[[ Data extract, beginning ]]

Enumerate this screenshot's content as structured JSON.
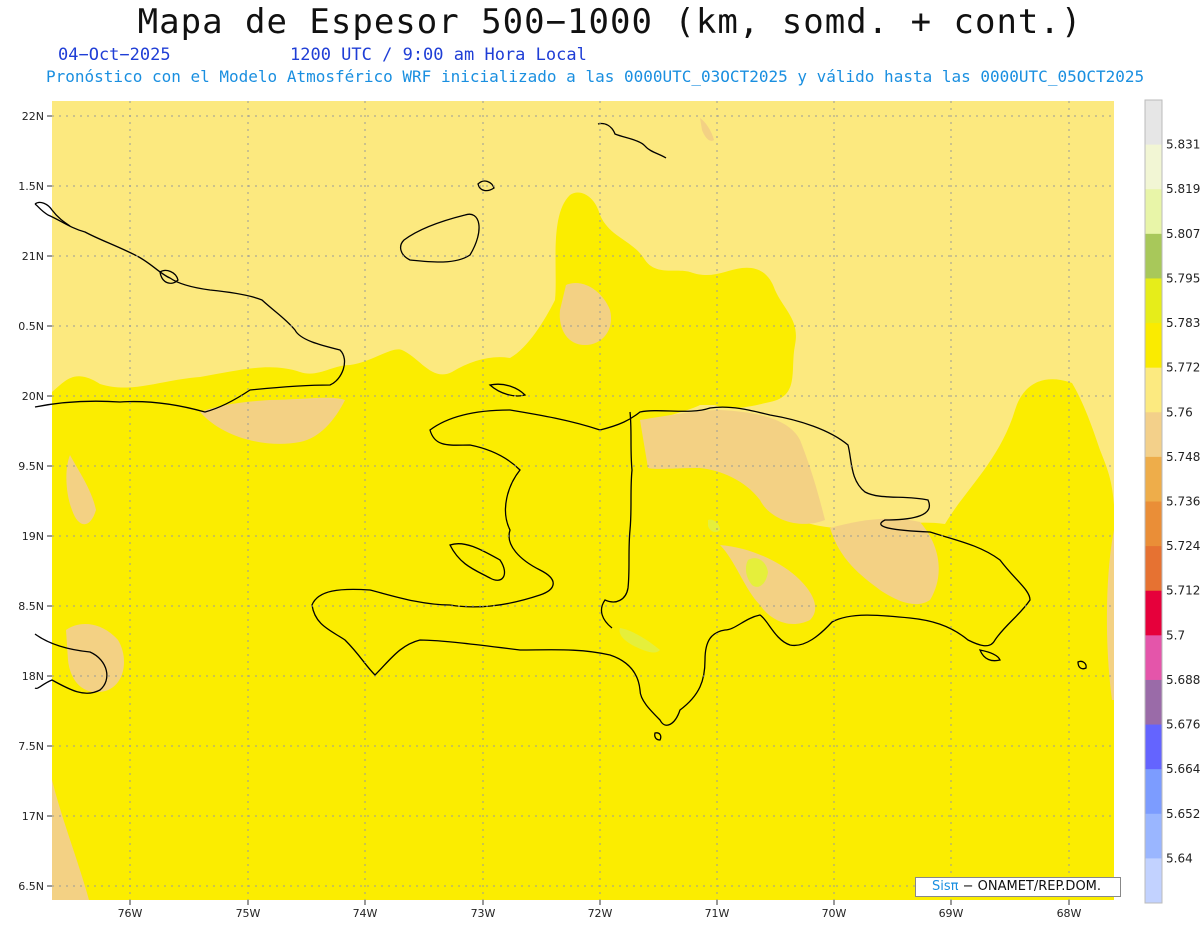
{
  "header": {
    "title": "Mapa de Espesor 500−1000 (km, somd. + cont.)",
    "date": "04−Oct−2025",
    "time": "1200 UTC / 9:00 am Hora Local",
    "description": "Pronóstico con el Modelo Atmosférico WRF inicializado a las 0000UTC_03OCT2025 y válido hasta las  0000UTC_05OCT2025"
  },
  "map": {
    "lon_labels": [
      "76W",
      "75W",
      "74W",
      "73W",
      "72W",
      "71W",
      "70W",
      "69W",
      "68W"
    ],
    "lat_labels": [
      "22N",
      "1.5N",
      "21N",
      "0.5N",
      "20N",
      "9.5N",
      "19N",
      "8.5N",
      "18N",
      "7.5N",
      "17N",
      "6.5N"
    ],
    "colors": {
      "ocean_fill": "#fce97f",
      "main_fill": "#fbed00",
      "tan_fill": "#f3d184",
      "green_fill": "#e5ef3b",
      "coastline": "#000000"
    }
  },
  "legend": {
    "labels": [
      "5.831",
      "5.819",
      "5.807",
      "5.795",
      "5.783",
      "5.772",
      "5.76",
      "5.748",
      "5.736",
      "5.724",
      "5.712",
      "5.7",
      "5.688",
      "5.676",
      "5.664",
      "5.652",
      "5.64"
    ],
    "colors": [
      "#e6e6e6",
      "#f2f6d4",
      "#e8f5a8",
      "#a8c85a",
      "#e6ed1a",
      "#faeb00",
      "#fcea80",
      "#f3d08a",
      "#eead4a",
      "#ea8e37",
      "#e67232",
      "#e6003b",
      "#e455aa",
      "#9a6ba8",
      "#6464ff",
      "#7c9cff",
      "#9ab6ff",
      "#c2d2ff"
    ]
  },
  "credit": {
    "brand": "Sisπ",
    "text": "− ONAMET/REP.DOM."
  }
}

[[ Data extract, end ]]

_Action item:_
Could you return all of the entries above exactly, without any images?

_Response area:_
Enumerate this screenshot's content as structured JSON.
{
  "header": {
    "title": "Mapa de Espesor 500−1000 (km, somd. + cont.)",
    "date": "04−Oct−2025",
    "time": "1200 UTC / 9:00 am Hora Local",
    "description": "Pronóstico con el Modelo Atmosférico WRF inicializado a las 0000UTC_03OCT2025 y válido hasta las  0000UTC_05OCT2025"
  },
  "map": {
    "lon_labels": [
      "76W",
      "75W",
      "74W",
      "73W",
      "72W",
      "71W",
      "70W",
      "69W",
      "68W"
    ],
    "lat_labels": [
      "22N",
      "1.5N",
      "21N",
      "0.5N",
      "20N",
      "9.5N",
      "19N",
      "8.5N",
      "18N",
      "7.5N",
      "17N",
      "6.5N"
    ],
    "colors": {
      "ocean_fill": "#fce97f",
      "main_fill": "#fbed00",
      "tan_fill": "#f3d184",
      "green_fill": "#e5ef3b",
      "coastline": "#000000"
    }
  },
  "legend": {
    "labels": [
      "5.831",
      "5.819",
      "5.807",
      "5.795",
      "5.783",
      "5.772",
      "5.76",
      "5.748",
      "5.736",
      "5.724",
      "5.712",
      "5.7",
      "5.688",
      "5.676",
      "5.664",
      "5.652",
      "5.64"
    ],
    "colors": [
      "#e6e6e6",
      "#f2f6d4",
      "#e8f5a8",
      "#a8c85a",
      "#e6ed1a",
      "#faeb00",
      "#fcea80",
      "#f3d08a",
      "#eead4a",
      "#ea8e37",
      "#e67232",
      "#e6003b",
      "#e455aa",
      "#9a6ba8",
      "#6464ff",
      "#7c9cff",
      "#9ab6ff",
      "#c2d2ff"
    ]
  },
  "credit": {
    "brand": "Sisπ",
    "text": "− ONAMET/REP.DOM."
  }
}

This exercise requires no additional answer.